(14)Big Momma's House/Fox: Theaters: 924 (-269) Gross: $0.93 million (-45 percent) Average per theater: $1,005 Cume: $113.0 million
(15)Gladiator/DreamWorks: Theaters: 651 (-96) Gross: $0.9 million (-14 percent) Average per theater: $1,385 Cume: $180.0 million
(16)Gone In 60 Seconds/BV: Theaters: 803 (-239) Gross: $0.78 million (-33 percent) Average per theater: $971 Cume: $95.0 million
(17)The In Crowd/WB/Morgan Creek: Theaters: 1,335 (-22) Gross: $0.64 million (-57 percent) Average per theater: $479 Cume: $4.4 million
(18)Shaft/Paramount: Theaters: 757 (-468) Gross: $0.47 million (-56 percent) Average per theater: $615 Cume: $68.8 million
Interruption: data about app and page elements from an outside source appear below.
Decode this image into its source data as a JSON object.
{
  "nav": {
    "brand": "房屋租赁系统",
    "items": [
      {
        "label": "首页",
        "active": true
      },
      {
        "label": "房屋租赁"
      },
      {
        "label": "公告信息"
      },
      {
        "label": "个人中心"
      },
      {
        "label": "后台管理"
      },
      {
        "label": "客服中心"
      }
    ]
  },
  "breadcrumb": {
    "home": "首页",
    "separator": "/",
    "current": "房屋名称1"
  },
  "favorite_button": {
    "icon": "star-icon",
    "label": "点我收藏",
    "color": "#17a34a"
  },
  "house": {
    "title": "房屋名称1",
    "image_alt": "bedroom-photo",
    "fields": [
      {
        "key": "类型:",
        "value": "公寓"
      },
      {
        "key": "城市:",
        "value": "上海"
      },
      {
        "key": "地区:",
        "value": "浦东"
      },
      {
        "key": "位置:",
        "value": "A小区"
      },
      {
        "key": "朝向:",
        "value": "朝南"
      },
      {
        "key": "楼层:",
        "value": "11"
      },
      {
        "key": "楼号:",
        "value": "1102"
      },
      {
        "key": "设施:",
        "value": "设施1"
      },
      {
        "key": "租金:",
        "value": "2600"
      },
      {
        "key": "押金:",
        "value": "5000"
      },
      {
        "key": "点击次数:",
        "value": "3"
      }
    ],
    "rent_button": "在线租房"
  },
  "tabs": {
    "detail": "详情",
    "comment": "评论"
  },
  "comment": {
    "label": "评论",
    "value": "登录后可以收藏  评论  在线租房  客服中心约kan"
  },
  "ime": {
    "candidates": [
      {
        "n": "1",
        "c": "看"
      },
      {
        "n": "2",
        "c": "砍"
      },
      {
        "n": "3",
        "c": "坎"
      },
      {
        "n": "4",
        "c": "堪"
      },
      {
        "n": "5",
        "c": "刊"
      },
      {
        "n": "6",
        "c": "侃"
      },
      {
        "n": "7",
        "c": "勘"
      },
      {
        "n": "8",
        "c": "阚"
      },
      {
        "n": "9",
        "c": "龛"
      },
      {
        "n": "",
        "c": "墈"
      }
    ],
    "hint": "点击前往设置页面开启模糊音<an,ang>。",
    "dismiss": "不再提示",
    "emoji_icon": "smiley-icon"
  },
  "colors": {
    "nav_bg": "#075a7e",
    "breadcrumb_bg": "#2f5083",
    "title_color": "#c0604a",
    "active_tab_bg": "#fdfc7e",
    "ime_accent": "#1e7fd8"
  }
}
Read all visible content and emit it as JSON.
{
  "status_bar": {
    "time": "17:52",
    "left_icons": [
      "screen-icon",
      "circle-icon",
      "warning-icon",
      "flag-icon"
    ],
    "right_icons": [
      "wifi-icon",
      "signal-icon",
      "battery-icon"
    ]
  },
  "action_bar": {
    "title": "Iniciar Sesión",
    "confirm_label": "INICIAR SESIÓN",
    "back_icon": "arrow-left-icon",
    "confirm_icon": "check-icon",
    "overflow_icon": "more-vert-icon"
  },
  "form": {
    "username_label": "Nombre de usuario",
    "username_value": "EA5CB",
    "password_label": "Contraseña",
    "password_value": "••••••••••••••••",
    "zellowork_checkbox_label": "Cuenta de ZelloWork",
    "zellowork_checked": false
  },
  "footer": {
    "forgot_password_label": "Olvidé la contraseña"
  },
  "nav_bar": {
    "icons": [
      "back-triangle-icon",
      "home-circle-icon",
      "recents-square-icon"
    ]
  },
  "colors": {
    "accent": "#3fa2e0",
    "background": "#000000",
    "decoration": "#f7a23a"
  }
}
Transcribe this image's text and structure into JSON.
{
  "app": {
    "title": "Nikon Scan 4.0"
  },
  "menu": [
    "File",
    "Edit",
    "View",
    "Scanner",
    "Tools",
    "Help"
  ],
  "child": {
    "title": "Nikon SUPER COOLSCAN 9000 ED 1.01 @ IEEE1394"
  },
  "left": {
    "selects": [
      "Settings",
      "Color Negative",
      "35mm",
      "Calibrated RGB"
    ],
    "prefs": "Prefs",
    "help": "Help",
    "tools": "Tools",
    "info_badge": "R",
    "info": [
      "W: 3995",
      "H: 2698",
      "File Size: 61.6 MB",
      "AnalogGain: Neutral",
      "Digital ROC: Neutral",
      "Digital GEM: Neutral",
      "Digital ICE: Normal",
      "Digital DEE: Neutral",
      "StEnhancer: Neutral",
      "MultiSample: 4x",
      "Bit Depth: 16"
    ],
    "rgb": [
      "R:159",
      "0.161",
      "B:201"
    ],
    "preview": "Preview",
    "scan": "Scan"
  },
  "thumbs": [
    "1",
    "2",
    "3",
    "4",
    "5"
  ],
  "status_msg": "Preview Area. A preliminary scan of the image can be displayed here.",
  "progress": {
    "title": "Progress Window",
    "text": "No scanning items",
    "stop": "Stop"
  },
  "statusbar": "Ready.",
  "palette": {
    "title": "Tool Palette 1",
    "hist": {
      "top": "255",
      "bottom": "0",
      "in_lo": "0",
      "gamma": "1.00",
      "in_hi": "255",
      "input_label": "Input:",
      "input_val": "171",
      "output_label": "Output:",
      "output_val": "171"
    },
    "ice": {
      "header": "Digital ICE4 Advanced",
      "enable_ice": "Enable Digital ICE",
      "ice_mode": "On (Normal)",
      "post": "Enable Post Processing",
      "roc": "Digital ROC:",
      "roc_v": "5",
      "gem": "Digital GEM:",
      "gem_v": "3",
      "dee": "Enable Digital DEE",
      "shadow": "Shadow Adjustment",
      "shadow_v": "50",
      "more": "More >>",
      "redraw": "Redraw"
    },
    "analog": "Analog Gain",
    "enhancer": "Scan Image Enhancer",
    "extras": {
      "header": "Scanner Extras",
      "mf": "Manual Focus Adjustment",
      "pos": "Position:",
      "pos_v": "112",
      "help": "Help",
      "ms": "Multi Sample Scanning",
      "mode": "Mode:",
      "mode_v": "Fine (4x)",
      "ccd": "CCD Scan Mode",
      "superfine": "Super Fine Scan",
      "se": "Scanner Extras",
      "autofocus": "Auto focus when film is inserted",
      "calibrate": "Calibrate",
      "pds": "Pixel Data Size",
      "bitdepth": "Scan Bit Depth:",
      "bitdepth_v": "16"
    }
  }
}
(19)Adventures of Rocky & Bullwinkle/Universal: Theaters: 657 (-545) Gross: $0.4 million (-40 percent) Average per theater: $610 Cume: $23.3 million
(20)But I'm A Cheerleader/Lions Gate: (See EXPANSIONS above)
(21) Blood Simple/USA Films: (See EXPANSIONS above)
(22)U-571/Universal: Theaters: 285 (-45) Gross: $0.16 million (-20 percent) Average per theater: $560 Cume: $76.7 million
(23)Chuck & Buck/Artisan: (See EXPANSIONS above)
(24)The Flintstones in Viva Rock Vegas/Universal: Theaters: 250 (-56) Gross: $0.12 million (-29 percent) Average per theater: $480 Cume: $34.9 million
(25) Erin Brockovich/Universal: Theaters: 145 (-27) Gross: $65,000 (-28 percent) Average per theater: $450 Cume: $125.4 million
(26)THE GIRL ON THE BRIDGE/Paramount Classics: (See OTHER OPENINGS above)
(27)The Eyes of Tammy Faye/Lions Gate: (See EXPANSIONS above)
(28)WONDERLAND/USA Films: (See OTHER OPENINGS above)
(29)Alice and Martin/USA Films: Theaters: 1 (0) Gross: $18,448 (-14 percent) Average per theater: $18,448 Cume: $52,000